EXERCISE BRIEF:
Can you pull out each line of the data below that includes the word "name"?

PROVIDED MATERIAL:

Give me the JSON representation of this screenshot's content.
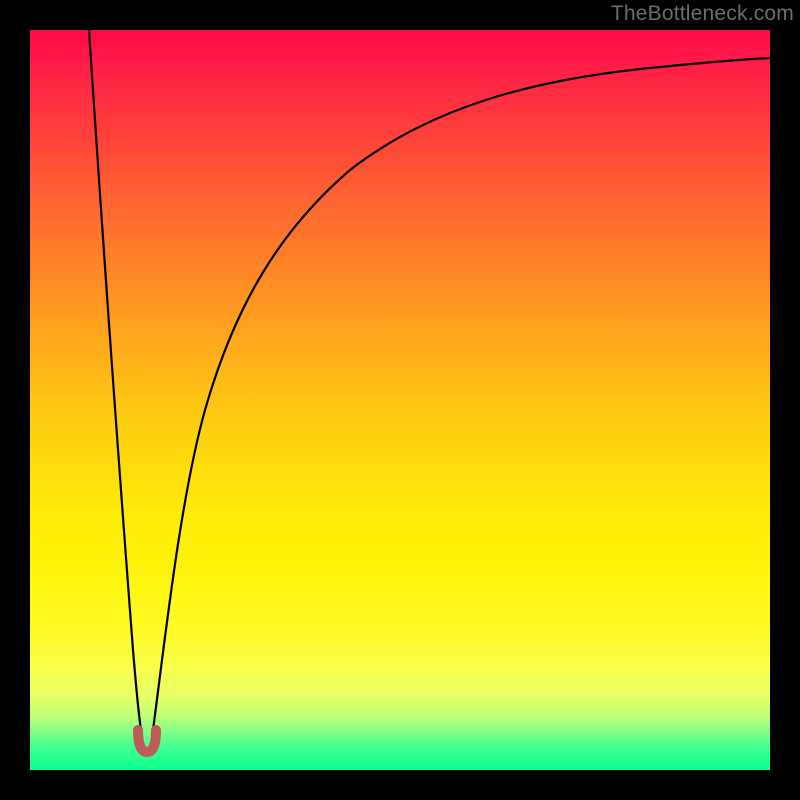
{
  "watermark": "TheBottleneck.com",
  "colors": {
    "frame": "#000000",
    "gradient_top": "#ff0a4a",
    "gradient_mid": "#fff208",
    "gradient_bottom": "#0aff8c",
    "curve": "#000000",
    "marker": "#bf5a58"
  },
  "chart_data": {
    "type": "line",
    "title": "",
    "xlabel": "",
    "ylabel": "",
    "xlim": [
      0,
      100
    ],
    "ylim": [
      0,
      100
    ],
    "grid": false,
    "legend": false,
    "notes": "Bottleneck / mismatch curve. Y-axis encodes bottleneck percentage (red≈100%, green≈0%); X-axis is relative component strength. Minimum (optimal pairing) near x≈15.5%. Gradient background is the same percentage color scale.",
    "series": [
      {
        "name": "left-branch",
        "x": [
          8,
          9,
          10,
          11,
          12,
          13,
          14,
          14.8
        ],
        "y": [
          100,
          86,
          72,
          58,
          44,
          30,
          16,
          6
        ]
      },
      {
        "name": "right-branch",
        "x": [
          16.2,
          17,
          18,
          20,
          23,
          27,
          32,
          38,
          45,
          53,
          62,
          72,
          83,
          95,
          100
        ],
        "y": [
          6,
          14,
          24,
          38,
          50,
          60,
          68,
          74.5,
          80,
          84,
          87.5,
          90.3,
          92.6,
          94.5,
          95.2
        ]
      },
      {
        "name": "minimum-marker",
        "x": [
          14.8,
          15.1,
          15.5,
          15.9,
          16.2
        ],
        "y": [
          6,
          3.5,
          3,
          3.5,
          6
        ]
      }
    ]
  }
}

TASK OUTPUT:
        "name": "left-branch",
        "name": "right-branch",
        "name": "minimum-marker",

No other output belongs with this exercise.